Understanding and Configuring Spanning Tree Protocol (STP)

Spanning Tree Protocol (STP) is used to make a loop free network by monitoring the network to track all the links and shut down the least redundant ones.
Root bridge is a switch in a single VLAN or whole topology (according to the type of STP standard used) which is responsible for distributing BPDUs and block the least redundant port.

Election procedure (root bridge) –

All the switches in the network declare themselves as root bridge and start exchanging their own BPDUs. The BPDU with the lowest bridge I’d will be considered as superior. Now the switch receiving the superior BPDU make changes in its own BPDU and carry forward to its neighbour switches. It changes the value of root Bridge I’d with its superior BPDU bridge I’d. This process goes on until all the switches are satisfied with which bridge have the lowest bridge I’d and hence that switch will be declared as root bridge.


Types of Spanning Tree Protocol (STP) –

  1. 802.1D – This is also known as CST (Common Spanning Tree). It is a spanning tree standard developed by IEEE which elects only one root bridge per whole topology. All the traffic flows over the same path (the best path to the root bridge) but this doesn’t hold good always as there can be scenarios in which the optimised path to reach a VLAN is different than the path obtained on electing the root bridge. It is very slow as it takes 32 seconds to converge.Advantages:
    • Less CPU and memory required.


    • Lesser optimisation as the path calculated as the best cost to root bridge might not be the best path to reach a network.
    • No load balancing.
  2. Per VLAN Spanning Tree + (PVST+) – It is a spanning tree standard developed by Cisco for its devices which finds the root bridge per VLAN. It is a Cisco default version of STP. It finds separate 802.1d spanning tree instance for each VLAN. It also provides backward comparability with 802.1d or CST. This is more optimized to the IEEE because it provides optimal path selection as separate instance of STP per VLAN is find. This is as slow as CST.Advantages:
    • PVST+ provides more optimization on the performance of a network than CST as it selects root bridges per VLAN.
    • Bandwidth consumption is lesser than CST.
    • Optimum load balancing is achieved.


    • This is slow as CST i.e convergence time is slow.
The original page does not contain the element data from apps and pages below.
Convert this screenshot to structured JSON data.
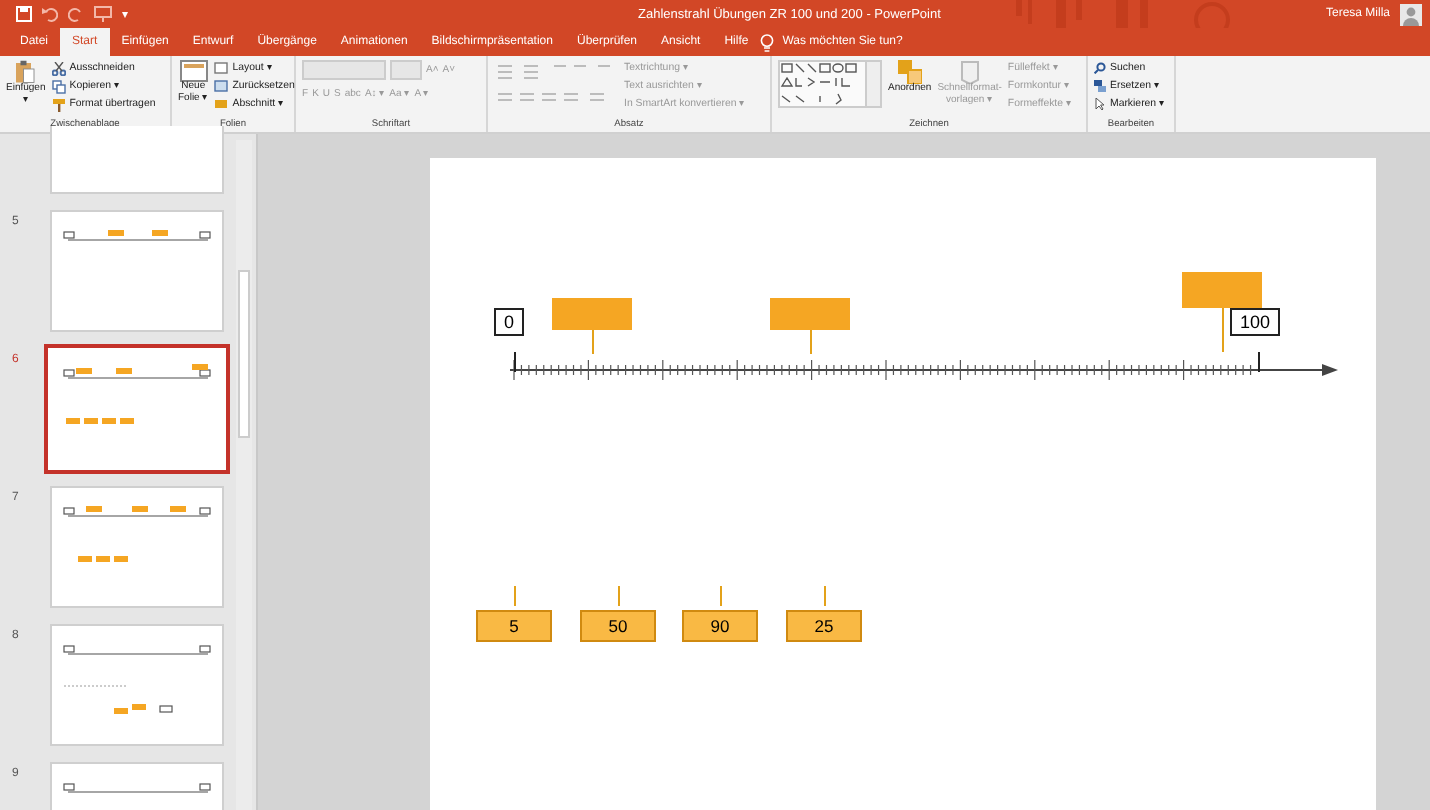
{
  "window": {
    "title": "Zahlenstrahl Übungen ZR 100 und 200  -  PowerPoint",
    "user": "Teresa Milla"
  },
  "quick_access": {
    "more": "▾"
  },
  "tabs": [
    {
      "label": "Datei",
      "selected": false
    },
    {
      "label": "Start",
      "selected": true
    },
    {
      "label": "Einfügen",
      "selected": false
    },
    {
      "label": "Entwurf",
      "selected": false
    },
    {
      "label": "Übergänge",
      "selected": false
    },
    {
      "label": "Animationen",
      "selected": false
    },
    {
      "label": "Bildschirmpräsentation",
      "selected": false
    },
    {
      "label": "Überprüfen",
      "selected": false
    },
    {
      "label": "Ansicht",
      "selected": false
    },
    {
      "label": "Hilfe",
      "selected": false
    }
  ],
  "tell_me": "Was möchten Sie tun?",
  "ribbon": {
    "clipboard": {
      "label": "Zwischenablage",
      "paste": "Einfügen",
      "paste_more": "▾",
      "cut": "Ausschneiden",
      "copy": "Kopieren",
      "copy_more": "▾",
      "format_painter": "Format übertragen"
    },
    "slides": {
      "label": "Folien",
      "new_slide": "Neue",
      "new_slide_2": "Folie ▾",
      "layout": "Layout ▾",
      "reset": "Zurücksetzen",
      "section": "Abschnitt ▾"
    },
    "font": {
      "label": "Schriftart",
      "buttons": [
        "F",
        "K",
        "U",
        "S",
        "abc",
        "A↕ ▾",
        "Aa ▾",
        "A ▾"
      ],
      "grow": "A˄",
      "shrink": "A˅"
    },
    "paragraph": {
      "label": "Absatz",
      "text_direction": "Textrichtung ▾",
      "align_text": "Text ausrichten ▾",
      "smartart": "In SmartArt konvertieren ▾"
    },
    "drawing": {
      "label": "Zeichnen",
      "arrange": "Anordnen",
      "quick_styles": "Schnellformat-",
      "quick_styles_2": "vorlagen ▾",
      "fill": "Fülleffekt ▾",
      "outline": "Formkontur ▾",
      "effects": "Formeffekte ▾"
    },
    "editing": {
      "label": "Bearbeiten",
      "find": "Suchen",
      "replace": "Ersetzen ▾",
      "select": "Markieren ▾"
    }
  },
  "thumbnails": [
    {
      "kind": "blank",
      "selected": false
    },
    {
      "number": "5",
      "kind": "line",
      "selected": false
    },
    {
      "number": "6",
      "kind": "answers",
      "selected": true
    },
    {
      "number": "7",
      "kind": "three",
      "selected": false
    },
    {
      "number": "8",
      "kind": "dashes",
      "selected": false
    },
    {
      "number": "9",
      "kind": "partial",
      "selected": false
    }
  ],
  "slide": {
    "start_label": "0",
    "end_label": "100",
    "markers": [
      {
        "kind": "low"
      },
      {
        "kind": "low"
      },
      {
        "kind": "high"
      }
    ],
    "answers": [
      "5",
      "50",
      "90",
      "25"
    ]
  }
}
By default, Cisco switches take 50 seconds for converging.
    • More resources (CPU and memory) is required.
  3. 802.1w – Rapid Spanning Tree Protocol (RSTP) – It is a spanning standard developed by IEEE which provides faster convergence than CST but holds the same idea of finding a single root bridge in the topology. The bridge resources needed in RSTP is higher than CST but less than PVST+ .
  4. Rapid Per VLAN Spanning Tree + (RPVST+) –This Spanning Tree standard is developed by Cisco which provides faster convergence than PVST+ and finds separate instance of 802.1w per VLAN. It requires much more CPU and memory than other STP standards.
  5. 802.1s (Multiple Spanning Tree) :-This standard is developed by IEEE in which grouping of VLANs is done and for each single group, RSTP is run. This is basically a Spanning Tree Protocol running over another Spanning Tree Protocol.Advantages:
    • High redundancy
    • load balancing can be achieved.
    • lower CPU and memory usage is required


    • More configuration is required and not easy to implement.
Share the Post:

Related Posts

Help Us By Donating